Deciding whether to make the jump from an individual contributor to a manager can be difficult. It's tough not to wonder how your days will change and whether you will still be able to work on projects that bring you joy. If you’re a caregiver, you may wonder whether you can balance the increased demands with your caregiving responsibilities. No two experiences will be the same, even for people at the same company. 

I sat down to write this blog to help readers like you understand what it's like to be a manager. Here’s a brief view into what my weeks look like as a manager of the developer marketing team at a high-growth start-up.  


It’s easy to say that no two days or two weeks are the same, and that is somewhat accurate. However, there are some patterns to my standard week schedule. 

I support a team that spans time zones from British Summer Time (BST) to Pacific Daylight Time (PDT). I’m based in the Central Daylight Time (CDT). I split my work week up so two days I’m working CDT hours starting at 8 or 9 a.m. until 4-6 p.m. and the other two days I’m working PDT hours starting 10 a.m. until 6 or 7 p.m. This gives me days where I have overlap with team members east of me and team members west of me (including our headquarters). 

You may be doing the math and saying that’s only four days, what about the fifth day. One day a week I reserve as a no-meeting day. No meeting days are essential for me. It is very common for my calendar to be filled with non-stop meetings, leaving no time to get other tasks or work completed. When this happens people will often end up working into the evenings. I strongly believe this is an unhealthy practice and is one thing that contributes to the number of people experiencing burnout.  

As a parent, working into the evenings isn’t possible for me. The evenings are reserved for spending time with my family. 


I tend to stack my one-on-one meetings on Mondays. This helps me check in on projects for the week and see where my team members may need support for the coming week. In addition to the weekly one-on-ones I have with my direct reports and managers, I have monthly one-on-ones with cross-functional team members in customer success and documentation. 

On Monday morning, I also compile a list of the tasks or projects I need to work on in the coming week. These are sometimes small tasks that I can complete when I have 15-30 minutes between meetings, but sometimes they require larger blocks of time. 

This week my list included: 

  • Complete my mid-year performance review 
  • Work on our quarterly hackathon (this blog is a product of that)
  • Prepare for speaking and writing workshop
  • Analyze survey results and write report
  • Publish speaker guidelines
  • Finalize CFP 

Once I have the list completed I look to see what large projects require blocks of time. I’ll then schedule focus time on my calendar or reserve those tasks for my no-meeting day. This week, the survey writing was reserved for my no-meeting day. It’s Thursday and I still haven’t completed my mid-year performance review (I’ll get to that tomorrow). 

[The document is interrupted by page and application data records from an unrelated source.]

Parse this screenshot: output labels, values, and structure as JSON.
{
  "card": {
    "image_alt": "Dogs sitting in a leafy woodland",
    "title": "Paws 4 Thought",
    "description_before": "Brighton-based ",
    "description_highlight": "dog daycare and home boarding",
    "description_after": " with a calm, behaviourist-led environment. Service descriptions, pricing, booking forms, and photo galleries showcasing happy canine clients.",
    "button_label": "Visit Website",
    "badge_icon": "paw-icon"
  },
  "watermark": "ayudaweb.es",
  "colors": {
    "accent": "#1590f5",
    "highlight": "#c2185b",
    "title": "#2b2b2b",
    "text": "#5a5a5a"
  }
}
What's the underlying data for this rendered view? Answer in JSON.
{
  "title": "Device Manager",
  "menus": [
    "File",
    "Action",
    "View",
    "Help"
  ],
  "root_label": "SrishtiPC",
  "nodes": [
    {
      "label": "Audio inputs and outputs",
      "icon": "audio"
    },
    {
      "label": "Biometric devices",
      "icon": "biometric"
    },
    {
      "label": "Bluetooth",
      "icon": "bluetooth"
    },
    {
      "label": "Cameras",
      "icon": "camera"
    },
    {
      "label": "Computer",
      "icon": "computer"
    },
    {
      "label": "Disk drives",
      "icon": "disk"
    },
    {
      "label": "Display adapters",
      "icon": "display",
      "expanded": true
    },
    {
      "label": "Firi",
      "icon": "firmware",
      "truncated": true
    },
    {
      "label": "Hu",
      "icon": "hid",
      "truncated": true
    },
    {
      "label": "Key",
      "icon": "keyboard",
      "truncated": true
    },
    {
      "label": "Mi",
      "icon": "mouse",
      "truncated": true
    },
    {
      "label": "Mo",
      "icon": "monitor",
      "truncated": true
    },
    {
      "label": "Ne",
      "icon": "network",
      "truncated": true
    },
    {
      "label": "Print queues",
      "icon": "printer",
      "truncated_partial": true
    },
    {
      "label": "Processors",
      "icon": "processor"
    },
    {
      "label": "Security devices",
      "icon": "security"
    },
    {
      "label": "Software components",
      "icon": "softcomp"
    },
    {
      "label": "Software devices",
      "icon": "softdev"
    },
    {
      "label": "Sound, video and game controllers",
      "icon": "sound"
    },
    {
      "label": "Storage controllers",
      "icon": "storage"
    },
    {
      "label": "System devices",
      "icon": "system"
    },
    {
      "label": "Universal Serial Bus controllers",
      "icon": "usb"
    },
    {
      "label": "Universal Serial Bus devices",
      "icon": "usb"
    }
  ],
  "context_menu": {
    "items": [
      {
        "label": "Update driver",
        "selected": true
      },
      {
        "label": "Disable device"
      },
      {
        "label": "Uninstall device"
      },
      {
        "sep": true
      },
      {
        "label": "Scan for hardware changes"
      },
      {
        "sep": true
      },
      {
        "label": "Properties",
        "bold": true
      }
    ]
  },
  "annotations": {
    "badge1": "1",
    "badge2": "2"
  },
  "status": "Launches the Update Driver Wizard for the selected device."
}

Tuesdays are generally when ad-hoc meetings get scheduled. I don’t have any standing meetings on Tuesdays which gives me more flexibility. I can often find blocks of time here to work on those tasks requiring more work. I’ll also use these days to conduct internal trainings. This week, I hosted a workshop for the company on coming up with ideas to speak or write about. Next week, I’ll be giving a training to our interns on Tuesday. 


Wednesday is typically my no-meeting day. Sometimes this has to change, and sometimes I’ll schedule mentoring or social chats for Wednesday which gives me a nice break from writing or whatever other large task I’m trying to complete. 


We have all-hands twice a month on Thursday. Thursday has also become a day where a number of other standing meetings are scheduled. Sometimes I’m fortunate that there are blocks of time where I can focus on tasks, but often Thursdays are non-stop meetings. 


Friday is the day when I panic and look at my to-do list and realize very few things have been crossed off. I may then add the other tasks I worked on and cross them off so I don’t feel like I did nothing that week.  I try to address the most important things on my to-do list that needs to be completed. This week that task will be completing my mid-year performance review. 

Asynchronous communication 

I try to complete as many conversations as possible via asynchronous communication, partly because my team and our company are distributed across multiple time zones. Our team does a daily Slack stand-up composed of three questions:

  • How do you feel expressed via emojis or gifs? 
  • What are you working on today? 
  • Are you blocked or do you need help with anything?

 On Friday I mix it up and ask:

  • Weekly win (either personal or professional) 
  • On a scale of 1 to 5 how was your workload
  • What are you looking forward to this weekend?

Some weeks are more stressful than others. A team member saying their workload was a four or five one week isn’t a concern, but seeing multiple in a row would be a flag to me and would be something I would address. 

Find your balance

We all need balance in our lives. One of LaunchDarkly’s values is "work is not life." My schedule in part reflects that value. I found a schedule that works for me. Granted some weeks it gets thrown out the window due to a conference or having to juggle summer camp pick up and drop up for our son, but for the most part I’ve found a balance between focus work, supporting my team, and working on projects I enjoy like writing this blog for our quarterly hackathon.